We have also used different mushrooms in these cakes, including some wild winecaps (Stropharia rugosoannulata) and some baby wild hemlock reishi (Ganoderma tsugae) that we collect before any color appears. Both versions were quite delicious, and I suppose any mushroom can be used, once fully cooked.

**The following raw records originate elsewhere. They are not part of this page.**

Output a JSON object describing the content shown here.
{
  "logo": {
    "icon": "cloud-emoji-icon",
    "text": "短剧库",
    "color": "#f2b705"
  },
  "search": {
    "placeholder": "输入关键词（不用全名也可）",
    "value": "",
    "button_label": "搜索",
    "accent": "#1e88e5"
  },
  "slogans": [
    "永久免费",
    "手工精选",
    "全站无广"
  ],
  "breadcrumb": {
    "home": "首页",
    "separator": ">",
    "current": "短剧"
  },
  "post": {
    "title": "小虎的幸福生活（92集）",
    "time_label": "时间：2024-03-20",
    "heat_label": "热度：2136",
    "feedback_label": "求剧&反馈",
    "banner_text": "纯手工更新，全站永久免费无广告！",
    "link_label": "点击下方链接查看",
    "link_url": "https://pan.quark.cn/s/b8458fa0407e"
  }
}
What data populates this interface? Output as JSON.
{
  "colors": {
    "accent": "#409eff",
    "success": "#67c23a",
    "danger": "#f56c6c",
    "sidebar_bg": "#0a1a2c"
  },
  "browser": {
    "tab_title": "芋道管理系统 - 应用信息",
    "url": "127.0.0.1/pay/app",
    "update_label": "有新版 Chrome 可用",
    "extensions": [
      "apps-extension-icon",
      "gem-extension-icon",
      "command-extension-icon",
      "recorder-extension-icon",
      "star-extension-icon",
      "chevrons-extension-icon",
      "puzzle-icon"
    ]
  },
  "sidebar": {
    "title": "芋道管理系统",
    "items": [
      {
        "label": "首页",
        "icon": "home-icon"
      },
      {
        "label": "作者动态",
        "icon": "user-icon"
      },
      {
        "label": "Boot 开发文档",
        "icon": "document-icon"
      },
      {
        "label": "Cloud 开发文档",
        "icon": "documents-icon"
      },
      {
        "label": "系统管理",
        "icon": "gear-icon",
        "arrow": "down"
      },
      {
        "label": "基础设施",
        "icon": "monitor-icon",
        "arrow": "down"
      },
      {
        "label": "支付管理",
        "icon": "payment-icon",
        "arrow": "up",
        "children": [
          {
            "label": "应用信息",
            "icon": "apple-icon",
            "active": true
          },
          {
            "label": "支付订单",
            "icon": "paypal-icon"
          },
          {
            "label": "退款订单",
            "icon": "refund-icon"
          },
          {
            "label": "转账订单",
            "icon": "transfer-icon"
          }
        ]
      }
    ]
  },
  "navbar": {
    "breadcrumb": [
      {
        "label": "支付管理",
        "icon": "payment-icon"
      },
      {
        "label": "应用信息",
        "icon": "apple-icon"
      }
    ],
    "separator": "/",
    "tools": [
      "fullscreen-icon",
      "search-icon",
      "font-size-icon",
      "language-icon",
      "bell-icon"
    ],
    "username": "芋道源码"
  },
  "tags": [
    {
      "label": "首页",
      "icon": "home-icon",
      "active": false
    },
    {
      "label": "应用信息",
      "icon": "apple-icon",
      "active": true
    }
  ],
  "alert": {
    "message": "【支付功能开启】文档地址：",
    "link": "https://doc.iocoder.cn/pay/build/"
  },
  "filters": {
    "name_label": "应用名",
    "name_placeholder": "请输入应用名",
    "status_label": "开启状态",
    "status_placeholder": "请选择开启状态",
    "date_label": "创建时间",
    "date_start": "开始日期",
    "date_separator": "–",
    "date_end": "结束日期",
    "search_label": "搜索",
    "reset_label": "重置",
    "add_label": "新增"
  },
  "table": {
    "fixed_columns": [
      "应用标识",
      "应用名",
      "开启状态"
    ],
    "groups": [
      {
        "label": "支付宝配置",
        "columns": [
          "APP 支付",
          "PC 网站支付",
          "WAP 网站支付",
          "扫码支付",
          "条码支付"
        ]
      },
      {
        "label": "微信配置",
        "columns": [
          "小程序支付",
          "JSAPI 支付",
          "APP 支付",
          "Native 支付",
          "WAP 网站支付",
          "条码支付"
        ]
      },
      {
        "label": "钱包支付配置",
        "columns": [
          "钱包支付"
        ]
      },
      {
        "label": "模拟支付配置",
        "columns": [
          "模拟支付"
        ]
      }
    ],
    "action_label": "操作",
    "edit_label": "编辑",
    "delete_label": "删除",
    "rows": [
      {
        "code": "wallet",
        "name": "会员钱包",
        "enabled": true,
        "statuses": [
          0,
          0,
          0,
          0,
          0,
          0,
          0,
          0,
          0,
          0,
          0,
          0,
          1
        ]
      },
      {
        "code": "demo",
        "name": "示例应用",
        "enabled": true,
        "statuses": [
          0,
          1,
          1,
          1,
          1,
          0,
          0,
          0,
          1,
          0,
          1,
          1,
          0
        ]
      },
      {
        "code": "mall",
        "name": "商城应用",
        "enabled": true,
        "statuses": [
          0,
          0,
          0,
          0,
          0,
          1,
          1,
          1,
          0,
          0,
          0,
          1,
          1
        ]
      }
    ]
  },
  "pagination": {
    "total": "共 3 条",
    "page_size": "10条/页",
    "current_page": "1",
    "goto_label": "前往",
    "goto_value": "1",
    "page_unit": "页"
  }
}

Again, we are weighing the dry ingredients here rather than using volumes.

Bamboo Cakes                makes about 6 servings as an appetizer

US measurements:

3.5 oz. chopped mushrooms
oil for cooking the mushrooms
1.4 oz. chopped ramps leaves (or chopped scallions)
7 oz. cooked, well chopped bamboo shoots
1 tsp chopped fresh thyme
2 tsp salt
1 tsp granulated dry garlic
 1 1/2 c. rice flour
1 c. water

International measurements:
100 g chopped mushrooms
oil for cooking the mushrooms
40 g chopped ramps leaves (or chopped scallions)
200 g cooked, well chopped bamboo shoots
1 g chopped fresh thyme
8 g salt
4 g granulated dry garlic
165 g rice flour
200 ml water

1. Saute the chopped mushrooms over medium low heat in a bit of oil, cooking about 5 minutes until lightly browned.
2. Add the chopped ramps and chopped bamboo, and cook for another 3 minutes while stirring often. Remove from the heat and season with the salt, chopped thyme, and granulated garlic.
3.  In a separate bowl, combine the rice flour and water. Add the cooked mushroom and bamboo mixture and stir, it will be soupy.
4. Prepare a large steamer pot. Pour the mixture into a 6 c./1.5 L glass dish and steam it covered for about 25 minutes. Let the cake cool to room temperature and then chill to firm up.
5. Release the firm rice cake from the glass dish, and cut into large cubes, then re-fry in hot oil or grill lightly to crisp up the outside. Serve with soy sauce or dumpling sauce for dipping.